== Problem statement ==
The answer must be every line of the records below that contains the word "icon", copied out.

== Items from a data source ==
━━━━━━━━━━

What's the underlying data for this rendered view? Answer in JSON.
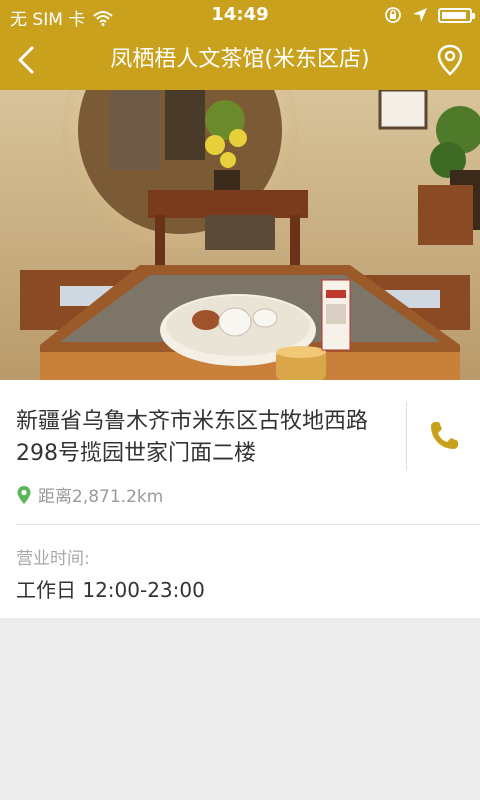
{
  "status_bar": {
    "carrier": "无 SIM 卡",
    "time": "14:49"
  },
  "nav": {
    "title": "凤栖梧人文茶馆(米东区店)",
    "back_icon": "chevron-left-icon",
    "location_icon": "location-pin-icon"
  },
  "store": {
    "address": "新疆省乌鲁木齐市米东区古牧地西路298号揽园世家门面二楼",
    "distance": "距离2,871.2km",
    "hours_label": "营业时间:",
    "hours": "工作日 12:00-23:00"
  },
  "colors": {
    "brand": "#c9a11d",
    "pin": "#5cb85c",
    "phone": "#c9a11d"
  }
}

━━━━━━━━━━

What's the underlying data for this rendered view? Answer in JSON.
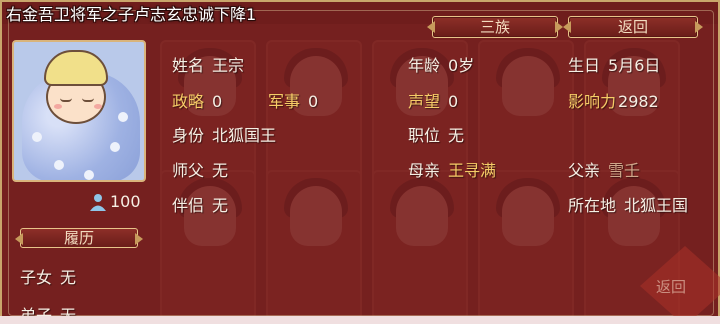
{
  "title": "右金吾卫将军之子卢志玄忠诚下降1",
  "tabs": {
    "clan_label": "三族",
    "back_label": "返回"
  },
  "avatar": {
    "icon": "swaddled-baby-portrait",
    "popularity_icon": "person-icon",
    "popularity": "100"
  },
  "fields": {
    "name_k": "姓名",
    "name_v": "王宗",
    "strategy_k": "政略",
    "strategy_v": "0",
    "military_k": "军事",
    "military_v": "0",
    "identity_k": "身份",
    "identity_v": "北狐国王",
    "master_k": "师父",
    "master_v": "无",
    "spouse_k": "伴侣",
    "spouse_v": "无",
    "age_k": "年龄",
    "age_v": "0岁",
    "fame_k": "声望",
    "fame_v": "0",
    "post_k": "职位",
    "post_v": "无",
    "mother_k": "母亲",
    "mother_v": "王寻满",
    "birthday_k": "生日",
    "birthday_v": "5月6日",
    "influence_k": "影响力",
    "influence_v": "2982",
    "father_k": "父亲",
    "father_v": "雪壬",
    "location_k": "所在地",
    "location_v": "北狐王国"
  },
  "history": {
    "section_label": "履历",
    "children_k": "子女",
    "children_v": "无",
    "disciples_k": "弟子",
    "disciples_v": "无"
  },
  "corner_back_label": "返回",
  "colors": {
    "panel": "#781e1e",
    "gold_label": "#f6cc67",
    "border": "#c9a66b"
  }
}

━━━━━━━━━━

== Exercise solution ==
    "back_icon": "chevron-left-icon",
    "location_icon": "location-pin-icon"
    "icon": "swaddled-baby-portrait",
    "popularity_icon": "person-icon",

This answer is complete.